As our world becomes more technical, preparing students for success often means improving their spatial skills. Paradoxically, new research suggests the training should begin with the way children use words.
Hilary Miller, a University of Wisconsin, Madison graduate student studying child development, explains that it’s not how many words a kid knows, it’s how they choose them.
That is, how the words describe the child’s grasp of the layout of their physical word tells the most about their spatial skills. For example, using words to show that they understand where they are relative to a friend, explaining how to rotate puzzle pieces to fit them together, or conjuring a mental map of the park, can improve spatial skills.
“We know that better spatial abilities lead to better math skills in early childhood, and they are strong predictors of future interest in careers in science and technology and engineering,” says Miller. “So we’re targeting ways to enhance spatial skills at an early age.”
Working with University of Wisconsin, Madison psychology Professor Vanessa Simmering and educational psychology Professor Haley Vlach, Miller is studying the way four year-olds use words to describe spatial relationships.
“At that age, they may have learned words like ‘above’ and ‘below’ that adults use often to describe a location,” Miller says. “But simply knowing the words doesn’t necessarily help.

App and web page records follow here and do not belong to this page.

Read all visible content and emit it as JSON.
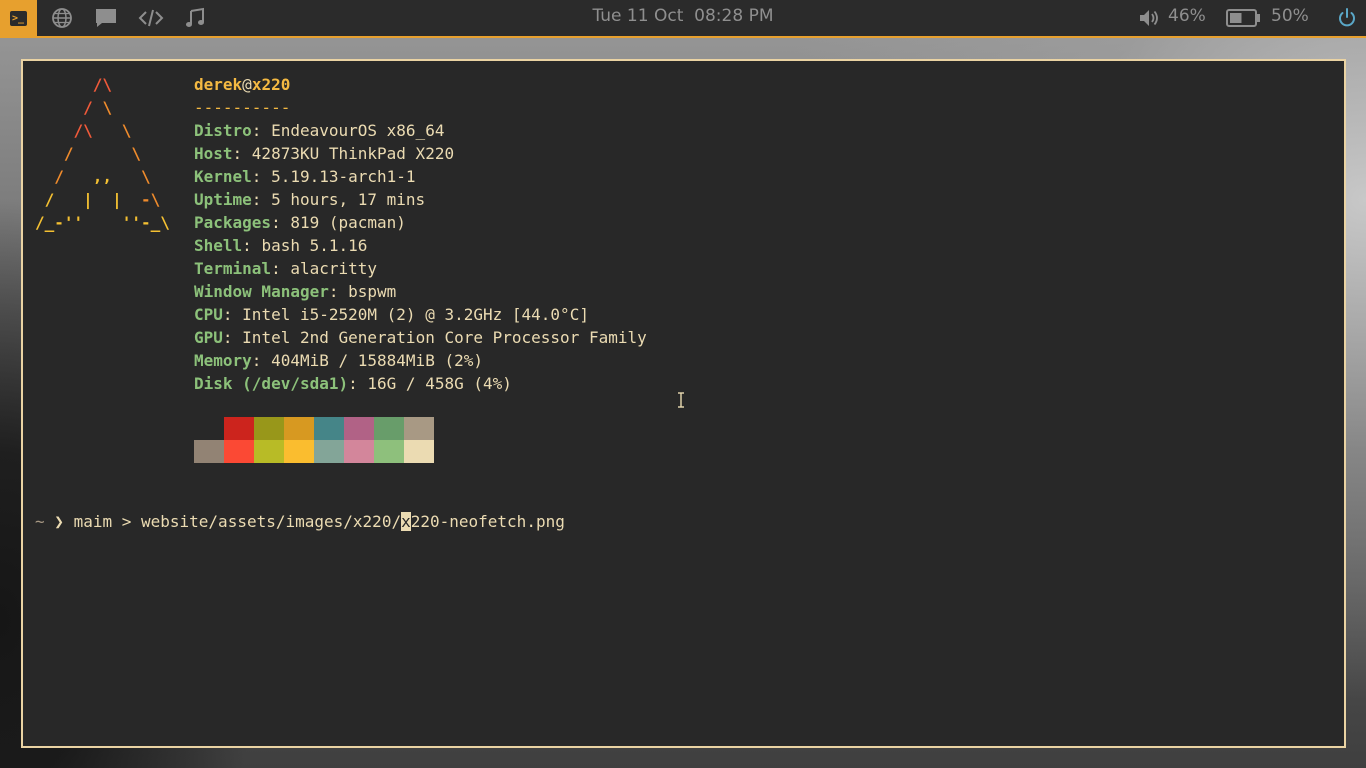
{
  "topbar": {
    "terminal_icon_glyph": ">_",
    "workspaces": [
      {
        "icon": "globe-icon"
      },
      {
        "icon": "chat-icon"
      },
      {
        "icon": "code-icon"
      },
      {
        "icon": "music-icon"
      }
    ],
    "clock": {
      "date": "Tue 11 Oct",
      "time": "08:28 PM"
    },
    "volume": {
      "icon": "speaker-icon",
      "text": "46%"
    },
    "battery": {
      "icon": "battery-icon",
      "text": "50%",
      "level": 0.5
    },
    "power": {
      "icon": "power-icon"
    },
    "accent": "#e7a02e"
  },
  "terminal": {
    "header": {
      "user": "derek",
      "at": "@",
      "host": "x220",
      "separator": "----------"
    },
    "info": [
      {
        "key": "Distro",
        "value": "EndeavourOS x86_64"
      },
      {
        "key": "Host",
        "value": "42873KU ThinkPad X220"
      },
      {
        "key": "Kernel",
        "value": "5.19.13-arch1-1"
      },
      {
        "key": "Uptime",
        "value": "5 hours, 17 mins"
      },
      {
        "key": "Packages",
        "value": "819 (pacman)"
      },
      {
        "key": "Shell",
        "value": "bash 5.1.16"
      },
      {
        "key": "Terminal",
        "value": "alacritty"
      },
      {
        "key": "Window Manager",
        "value": "bspwm"
      },
      {
        "key": "CPU",
        "value": "Intel i5-2520M (2) @ 3.2GHz [44.0°C]"
      },
      {
        "key": "GPU",
        "value": "Intel 2nd Generation Core Processor Family"
      },
      {
        "key": "Memory",
        "value": "404MiB / 15884MiB (2%)"
      },
      {
        "key": "Disk (/dev/sda1)",
        "value": "16G / 458G (4%)"
      }
    ],
    "palette_top": [
      "#282828",
      "#cc241d",
      "#98971a",
      "#d79921",
      "#458588",
      "#b16286",
      "#689d6a",
      "#a89984"
    ],
    "palette_bottom": [
      "#928374",
      "#fb4934",
      "#b8bb26",
      "#fabd2f",
      "#83a598",
      "#d3869b",
      "#8ec07c",
      "#ebdbb2"
    ],
    "prompt": {
      "dir": "~",
      "symbol": "❯",
      "command_before_cursor": "maim > website/assets/images/x220/",
      "cursor_char": "x",
      "command_after_cursor": "220-neofetch.png"
    }
  }
}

They have to know when that kind of information is useful.”
In a study published in the journal Child Development, Miller shows preschool age kids often skip location words and lean on other relevant information to describe important spatial details.
Miller showed each child a series of pictures in which a mouse appeared in different spots — atop objects that shifted from picture to picture in location, size, and color — and asked the kids to describe the mouse’s location.
She scored their answers based on how much relevant information they shared, weighing it against irrelevant cues (mentioning an attribute that all the objects share, for example).
While previous research has often judged children’s spatial skills based at least in part on the number of spatial words they know, Miller found her study subjects to have a range of descriptive abilities not limited by the size of their spatial vocabulary.
“They are describing where the mouse is by saying, ‘He’s on the big table,’ or ‘on the brown box,'” Miller says. “Those size and color words aren’t spatial terms in this context, but in the context of the picture they’re seeing they are really useful.”
The better the kids were at adapting to each image and supplying relevant information, the higher their scores tended to be on the tests of other spatial skills that predict future success in, say, math.
“We think it’s attention to relevant information that is propelling them to perform better, and not their ability to say particular words,” says Miller, whose work is supported by the National Institutes of Health and University of Wisconsin, Madison’s Waisman Center.
“We’re hoping focusing on this early in childhood will help children get to the levels of success later on that seem to promote STEM interests.”
Because children learn about language by listening to the way it is used, adults can find everyday opportunities to help them develop the tools to build their spatial skills.
“When you talk to your children, use different kinds of language,” Miller says. “Be more conscious of how useful your spatial language is.”
The more diverse and relevant the words kids hear, the more they will start to make the same useful connections with language.
“Pointing and saying, ‘There are your shoes,’ is the sort of thing parents are probably doing most often,” Miller says. “But saying something like, ‘Your shoes are on the red rug,’ focuses your child on relevant spatial information. It’s practice for them with a different way to approach a problem.”